S.F. Hospital Targets Hospital-Associated Disability Among Seniors
San Francisco General Hospital and Trauma Center has taken steps to prevent the onset of disability because of hospitalization -- known as hospital-associated disability -- among seniors, the San Francisco Chronicle reports.
About Hospital-Associated Disability
According to the Chronicle, hospitalization is responsible for about half of all new-onset disability and worsening of existing physical disability among seniors older than age 70.
Factors contributing to the onset of hospital-associated disability include excessive bed rest and the lack of exercise. Individuals older than age 70 lose on average more than 15% of their muscle strength with 10 days of bed rest.
Calif. Hospital Addresses Issue
Five years ago, San Francisco General became the first California hospital to adopt a model of care established at Case Western Reserve University in Cleveland in the 1990s that aims to improve outcomes for older patients.
The model -- called Acute Care for Elders, or Ace -- uses a four-pronged approach focusing on:
- Patient-centered care;
- Interior design;
- Early discharge planning; and
- Careful daily review of medications and procedures.
Use of the Ace model has reduced the number of patients with disabilities at discharge, the Chronicle reports.
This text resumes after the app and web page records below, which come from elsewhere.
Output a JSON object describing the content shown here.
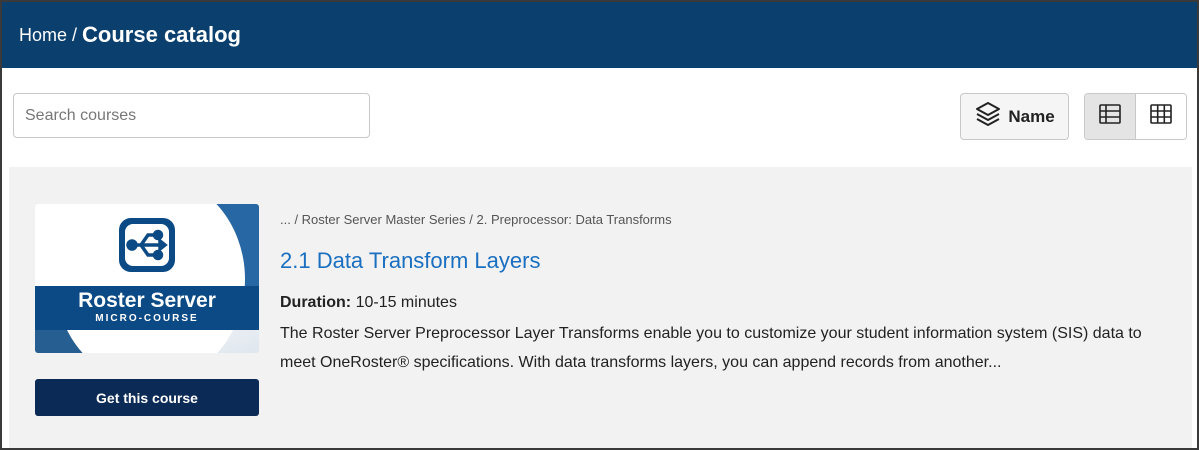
{
  "header": {
    "breadcrumb_home": "Home",
    "breadcrumb_separator": "/",
    "title": "Course catalog"
  },
  "toolbar": {
    "search_placeholder": "Search courses",
    "sort_label": "Name",
    "sort_icon": "layers-icon",
    "view_list_icon": "list-view-icon",
    "view_grid_icon": "grid-view-icon",
    "active_view": "list"
  },
  "courses": [
    {
      "breadcrumb": "... / Roster Server Master Series / 2. Preprocessor: Data Transforms",
      "title": "2.1 Data Transform Layers",
      "duration_label": "Duration:",
      "duration_value": "10-15 minutes",
      "description": "The Roster Server Preprocessor Layer Transforms enable you to customize your student information system (SIS) data to meet OneRoster® specifications. With data transforms layers, you can append records from another...",
      "thumbnail": {
        "title": "Roster Server",
        "subtitle": "MICRO-COURSE",
        "icon": "share-nodes-icon"
      },
      "action_label": "Get this course"
    }
  ],
  "colors": {
    "header_bg": "#0b3f6e",
    "link": "#1a6fc0",
    "button_bg": "#0b2a55",
    "results_bg": "#f2f2f2"
  }
}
It also has allowed more patients to return home after hospitalization, rather than being transferred to a nursing home.
In addition, a recent study of the Ace model found that it reduced costs (Pierluissi, San Francisco Chronicle, 10/10).This is part of the California Healthline Daily Edition, a summary of health policy coverage from major news organizations. Sign up for an email subscription.